[Interface dataset entries]
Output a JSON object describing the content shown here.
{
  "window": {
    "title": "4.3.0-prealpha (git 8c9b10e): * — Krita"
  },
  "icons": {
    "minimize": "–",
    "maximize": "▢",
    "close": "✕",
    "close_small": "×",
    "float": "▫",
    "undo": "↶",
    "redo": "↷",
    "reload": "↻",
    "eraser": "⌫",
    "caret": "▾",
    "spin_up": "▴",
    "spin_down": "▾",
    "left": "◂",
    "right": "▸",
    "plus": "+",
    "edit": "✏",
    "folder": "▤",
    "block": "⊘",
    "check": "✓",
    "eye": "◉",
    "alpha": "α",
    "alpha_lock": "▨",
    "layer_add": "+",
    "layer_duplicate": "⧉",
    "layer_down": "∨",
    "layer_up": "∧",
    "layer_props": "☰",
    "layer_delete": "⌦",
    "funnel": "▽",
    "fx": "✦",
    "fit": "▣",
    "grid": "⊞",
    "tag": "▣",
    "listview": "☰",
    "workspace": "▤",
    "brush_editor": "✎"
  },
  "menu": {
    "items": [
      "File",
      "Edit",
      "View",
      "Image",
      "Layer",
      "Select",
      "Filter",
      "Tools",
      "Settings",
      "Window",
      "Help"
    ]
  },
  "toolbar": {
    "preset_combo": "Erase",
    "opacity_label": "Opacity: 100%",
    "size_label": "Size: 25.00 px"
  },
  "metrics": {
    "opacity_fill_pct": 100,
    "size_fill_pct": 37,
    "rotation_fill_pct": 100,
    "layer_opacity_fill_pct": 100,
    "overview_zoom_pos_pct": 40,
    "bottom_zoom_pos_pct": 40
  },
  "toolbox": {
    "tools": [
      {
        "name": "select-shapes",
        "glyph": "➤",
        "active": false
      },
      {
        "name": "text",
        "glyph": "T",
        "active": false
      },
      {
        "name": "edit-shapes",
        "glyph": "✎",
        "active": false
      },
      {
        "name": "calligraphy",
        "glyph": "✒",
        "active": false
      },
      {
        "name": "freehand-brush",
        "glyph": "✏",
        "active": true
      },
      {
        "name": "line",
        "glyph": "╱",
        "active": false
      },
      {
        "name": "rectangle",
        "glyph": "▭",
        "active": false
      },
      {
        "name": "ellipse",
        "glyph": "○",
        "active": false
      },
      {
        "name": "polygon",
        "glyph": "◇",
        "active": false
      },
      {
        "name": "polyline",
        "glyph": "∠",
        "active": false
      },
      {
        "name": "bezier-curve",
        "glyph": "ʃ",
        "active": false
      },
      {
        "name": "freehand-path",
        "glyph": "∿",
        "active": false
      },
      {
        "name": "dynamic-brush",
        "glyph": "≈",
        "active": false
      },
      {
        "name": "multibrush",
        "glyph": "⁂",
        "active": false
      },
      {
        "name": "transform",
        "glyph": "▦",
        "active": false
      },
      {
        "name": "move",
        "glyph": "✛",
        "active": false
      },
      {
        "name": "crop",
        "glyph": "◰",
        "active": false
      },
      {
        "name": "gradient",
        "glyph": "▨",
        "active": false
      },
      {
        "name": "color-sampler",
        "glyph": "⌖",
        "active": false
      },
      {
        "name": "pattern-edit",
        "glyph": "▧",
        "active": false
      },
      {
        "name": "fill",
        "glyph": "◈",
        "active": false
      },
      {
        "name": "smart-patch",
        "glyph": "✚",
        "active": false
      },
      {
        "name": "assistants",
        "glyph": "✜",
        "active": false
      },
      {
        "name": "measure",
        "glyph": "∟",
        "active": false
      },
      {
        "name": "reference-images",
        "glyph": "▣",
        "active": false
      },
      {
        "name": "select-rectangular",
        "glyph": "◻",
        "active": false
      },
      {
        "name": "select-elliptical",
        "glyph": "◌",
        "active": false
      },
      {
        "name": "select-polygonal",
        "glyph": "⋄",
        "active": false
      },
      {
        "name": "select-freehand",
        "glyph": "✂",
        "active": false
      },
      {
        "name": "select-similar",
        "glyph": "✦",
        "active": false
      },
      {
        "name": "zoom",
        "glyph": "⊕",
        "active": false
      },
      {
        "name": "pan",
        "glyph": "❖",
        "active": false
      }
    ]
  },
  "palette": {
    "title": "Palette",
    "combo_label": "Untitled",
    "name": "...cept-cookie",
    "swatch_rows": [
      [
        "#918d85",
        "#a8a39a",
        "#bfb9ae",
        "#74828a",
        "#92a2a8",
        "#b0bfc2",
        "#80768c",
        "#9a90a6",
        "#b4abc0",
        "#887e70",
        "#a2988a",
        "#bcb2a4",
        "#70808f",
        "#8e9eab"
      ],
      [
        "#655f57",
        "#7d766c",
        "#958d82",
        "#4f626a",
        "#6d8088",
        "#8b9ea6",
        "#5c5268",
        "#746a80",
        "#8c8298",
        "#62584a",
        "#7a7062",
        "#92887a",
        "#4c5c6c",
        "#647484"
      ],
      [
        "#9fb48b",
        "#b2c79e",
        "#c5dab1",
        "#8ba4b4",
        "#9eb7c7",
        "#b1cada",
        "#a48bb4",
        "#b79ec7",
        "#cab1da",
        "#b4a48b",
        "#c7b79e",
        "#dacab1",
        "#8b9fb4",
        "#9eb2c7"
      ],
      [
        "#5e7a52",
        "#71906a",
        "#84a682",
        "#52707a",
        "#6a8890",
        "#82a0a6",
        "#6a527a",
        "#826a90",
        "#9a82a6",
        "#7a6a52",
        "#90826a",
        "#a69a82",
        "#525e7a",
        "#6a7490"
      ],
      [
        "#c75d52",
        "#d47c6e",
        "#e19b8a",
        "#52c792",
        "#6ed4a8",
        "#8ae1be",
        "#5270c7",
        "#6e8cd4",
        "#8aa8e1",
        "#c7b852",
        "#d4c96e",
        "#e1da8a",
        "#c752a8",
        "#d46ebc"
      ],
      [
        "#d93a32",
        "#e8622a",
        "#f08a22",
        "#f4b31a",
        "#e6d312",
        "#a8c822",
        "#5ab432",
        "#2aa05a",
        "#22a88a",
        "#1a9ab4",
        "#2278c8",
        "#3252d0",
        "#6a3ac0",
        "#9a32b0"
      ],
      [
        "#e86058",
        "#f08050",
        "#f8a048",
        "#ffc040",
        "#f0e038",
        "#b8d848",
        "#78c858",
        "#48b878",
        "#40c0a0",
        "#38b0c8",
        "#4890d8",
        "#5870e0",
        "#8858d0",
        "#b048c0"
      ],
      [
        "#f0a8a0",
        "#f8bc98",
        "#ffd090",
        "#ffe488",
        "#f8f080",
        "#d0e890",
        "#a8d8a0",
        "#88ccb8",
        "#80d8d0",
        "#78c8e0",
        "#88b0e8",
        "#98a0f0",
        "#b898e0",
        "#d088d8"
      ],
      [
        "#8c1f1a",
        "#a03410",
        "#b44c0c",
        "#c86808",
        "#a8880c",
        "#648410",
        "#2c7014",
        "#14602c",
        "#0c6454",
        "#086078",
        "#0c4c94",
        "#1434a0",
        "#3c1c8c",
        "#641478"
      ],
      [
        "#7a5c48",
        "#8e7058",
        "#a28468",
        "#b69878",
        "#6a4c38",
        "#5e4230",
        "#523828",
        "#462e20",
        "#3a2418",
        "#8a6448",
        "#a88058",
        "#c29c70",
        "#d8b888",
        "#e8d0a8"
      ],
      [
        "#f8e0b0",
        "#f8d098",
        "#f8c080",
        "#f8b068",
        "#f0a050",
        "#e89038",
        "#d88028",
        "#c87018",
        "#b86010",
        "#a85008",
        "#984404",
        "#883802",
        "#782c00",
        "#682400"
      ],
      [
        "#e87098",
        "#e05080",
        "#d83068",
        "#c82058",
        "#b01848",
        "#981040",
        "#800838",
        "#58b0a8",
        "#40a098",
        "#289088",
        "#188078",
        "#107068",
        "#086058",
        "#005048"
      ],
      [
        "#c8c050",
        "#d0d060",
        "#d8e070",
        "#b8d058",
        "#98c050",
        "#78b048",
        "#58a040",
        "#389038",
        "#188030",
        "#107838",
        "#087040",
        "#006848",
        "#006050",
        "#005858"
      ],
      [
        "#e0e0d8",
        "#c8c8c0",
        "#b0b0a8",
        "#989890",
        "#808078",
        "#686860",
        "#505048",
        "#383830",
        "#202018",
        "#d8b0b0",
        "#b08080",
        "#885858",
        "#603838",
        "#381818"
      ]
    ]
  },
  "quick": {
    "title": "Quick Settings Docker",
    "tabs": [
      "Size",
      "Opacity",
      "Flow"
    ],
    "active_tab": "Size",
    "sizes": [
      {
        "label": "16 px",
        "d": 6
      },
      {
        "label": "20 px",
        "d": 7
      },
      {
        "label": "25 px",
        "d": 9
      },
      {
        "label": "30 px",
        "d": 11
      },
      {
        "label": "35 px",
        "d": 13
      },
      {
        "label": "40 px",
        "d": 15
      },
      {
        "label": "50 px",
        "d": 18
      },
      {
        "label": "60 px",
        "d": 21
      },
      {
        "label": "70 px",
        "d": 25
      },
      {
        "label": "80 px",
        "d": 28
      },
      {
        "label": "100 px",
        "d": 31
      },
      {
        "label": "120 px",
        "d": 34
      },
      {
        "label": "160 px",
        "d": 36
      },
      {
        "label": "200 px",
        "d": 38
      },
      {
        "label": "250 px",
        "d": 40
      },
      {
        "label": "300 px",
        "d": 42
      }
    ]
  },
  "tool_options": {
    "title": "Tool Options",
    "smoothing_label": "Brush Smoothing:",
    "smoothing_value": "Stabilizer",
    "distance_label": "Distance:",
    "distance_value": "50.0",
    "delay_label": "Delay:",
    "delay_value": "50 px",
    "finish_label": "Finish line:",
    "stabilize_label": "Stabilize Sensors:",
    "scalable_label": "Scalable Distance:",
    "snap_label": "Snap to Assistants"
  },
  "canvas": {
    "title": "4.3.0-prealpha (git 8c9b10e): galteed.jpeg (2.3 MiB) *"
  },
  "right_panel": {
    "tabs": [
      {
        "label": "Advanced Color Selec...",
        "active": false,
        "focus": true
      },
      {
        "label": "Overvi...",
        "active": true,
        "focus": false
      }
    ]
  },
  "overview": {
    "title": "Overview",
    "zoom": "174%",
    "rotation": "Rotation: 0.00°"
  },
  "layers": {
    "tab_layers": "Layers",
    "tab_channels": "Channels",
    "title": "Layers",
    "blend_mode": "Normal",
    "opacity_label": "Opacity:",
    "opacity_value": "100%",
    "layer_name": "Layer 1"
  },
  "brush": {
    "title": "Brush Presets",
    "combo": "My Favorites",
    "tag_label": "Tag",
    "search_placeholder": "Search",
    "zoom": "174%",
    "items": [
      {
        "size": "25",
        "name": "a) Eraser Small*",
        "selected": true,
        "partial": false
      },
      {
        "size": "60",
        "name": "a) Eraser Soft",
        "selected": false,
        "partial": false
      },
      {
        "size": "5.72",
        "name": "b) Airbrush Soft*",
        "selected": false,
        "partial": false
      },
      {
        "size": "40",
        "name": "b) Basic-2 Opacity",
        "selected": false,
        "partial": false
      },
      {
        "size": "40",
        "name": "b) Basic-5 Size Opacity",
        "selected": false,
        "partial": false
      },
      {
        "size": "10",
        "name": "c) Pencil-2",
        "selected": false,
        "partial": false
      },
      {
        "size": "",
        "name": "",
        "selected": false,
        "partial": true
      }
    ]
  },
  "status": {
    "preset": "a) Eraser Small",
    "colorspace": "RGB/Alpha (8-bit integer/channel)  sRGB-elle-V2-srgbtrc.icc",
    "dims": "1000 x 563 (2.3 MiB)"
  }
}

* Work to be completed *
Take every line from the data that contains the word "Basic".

* Solution *
        "name": "b) Basic-2 Opacity",
        "name": "b) Basic-5 Size Opacity",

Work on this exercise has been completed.